## Exercise
Search the material below for the string "true" and extract each line that has it.

-- Extracted information follows --

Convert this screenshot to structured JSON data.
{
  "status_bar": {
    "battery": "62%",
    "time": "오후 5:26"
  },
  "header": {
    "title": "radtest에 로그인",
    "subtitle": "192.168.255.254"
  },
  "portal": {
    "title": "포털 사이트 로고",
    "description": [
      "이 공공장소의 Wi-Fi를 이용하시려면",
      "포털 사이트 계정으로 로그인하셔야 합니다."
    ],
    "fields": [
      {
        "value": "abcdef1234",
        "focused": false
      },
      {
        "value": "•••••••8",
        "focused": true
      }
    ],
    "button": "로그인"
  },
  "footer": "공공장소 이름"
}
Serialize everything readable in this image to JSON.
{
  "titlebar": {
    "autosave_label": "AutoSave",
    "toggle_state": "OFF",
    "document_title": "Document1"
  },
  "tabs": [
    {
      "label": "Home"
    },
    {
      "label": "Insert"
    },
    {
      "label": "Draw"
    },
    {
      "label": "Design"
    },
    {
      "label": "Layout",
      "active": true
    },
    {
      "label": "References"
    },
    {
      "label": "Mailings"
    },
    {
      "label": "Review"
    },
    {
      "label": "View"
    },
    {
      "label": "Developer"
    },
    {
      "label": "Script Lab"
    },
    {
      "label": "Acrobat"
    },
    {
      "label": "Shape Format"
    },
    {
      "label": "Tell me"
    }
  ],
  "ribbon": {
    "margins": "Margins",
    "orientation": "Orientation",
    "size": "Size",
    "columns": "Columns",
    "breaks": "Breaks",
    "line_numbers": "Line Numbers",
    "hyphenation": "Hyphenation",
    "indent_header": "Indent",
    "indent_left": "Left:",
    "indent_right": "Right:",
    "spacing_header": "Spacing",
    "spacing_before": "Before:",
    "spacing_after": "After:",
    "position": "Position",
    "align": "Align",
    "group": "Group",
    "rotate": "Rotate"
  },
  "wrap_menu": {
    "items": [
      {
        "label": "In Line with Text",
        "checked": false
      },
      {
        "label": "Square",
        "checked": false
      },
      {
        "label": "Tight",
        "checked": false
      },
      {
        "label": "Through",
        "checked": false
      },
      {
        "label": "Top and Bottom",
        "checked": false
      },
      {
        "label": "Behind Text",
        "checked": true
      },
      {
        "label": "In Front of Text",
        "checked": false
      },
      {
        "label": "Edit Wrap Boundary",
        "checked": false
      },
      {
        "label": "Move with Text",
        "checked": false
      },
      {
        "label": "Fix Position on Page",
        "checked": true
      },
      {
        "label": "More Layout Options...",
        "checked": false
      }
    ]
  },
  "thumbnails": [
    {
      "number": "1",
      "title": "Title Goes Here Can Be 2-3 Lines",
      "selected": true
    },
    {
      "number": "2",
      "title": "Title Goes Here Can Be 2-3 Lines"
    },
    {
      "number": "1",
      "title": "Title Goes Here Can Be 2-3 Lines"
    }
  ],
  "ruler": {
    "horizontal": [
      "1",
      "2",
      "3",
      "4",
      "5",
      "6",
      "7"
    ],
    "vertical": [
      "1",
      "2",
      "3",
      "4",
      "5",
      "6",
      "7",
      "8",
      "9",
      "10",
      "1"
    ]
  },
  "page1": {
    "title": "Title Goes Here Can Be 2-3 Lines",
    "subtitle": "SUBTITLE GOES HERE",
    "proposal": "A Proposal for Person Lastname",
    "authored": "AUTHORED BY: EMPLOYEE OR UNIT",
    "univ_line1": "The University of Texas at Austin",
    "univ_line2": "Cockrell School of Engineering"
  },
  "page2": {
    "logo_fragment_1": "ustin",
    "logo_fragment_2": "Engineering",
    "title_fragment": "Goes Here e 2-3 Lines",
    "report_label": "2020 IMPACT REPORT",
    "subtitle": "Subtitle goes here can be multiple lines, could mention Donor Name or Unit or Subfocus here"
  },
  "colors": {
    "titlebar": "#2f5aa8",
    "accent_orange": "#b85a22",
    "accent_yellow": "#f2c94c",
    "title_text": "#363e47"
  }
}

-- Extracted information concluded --

## Answer to the problem
        "focused": true
      "active": true
        "checked": true
        "checked": true
      "selected": true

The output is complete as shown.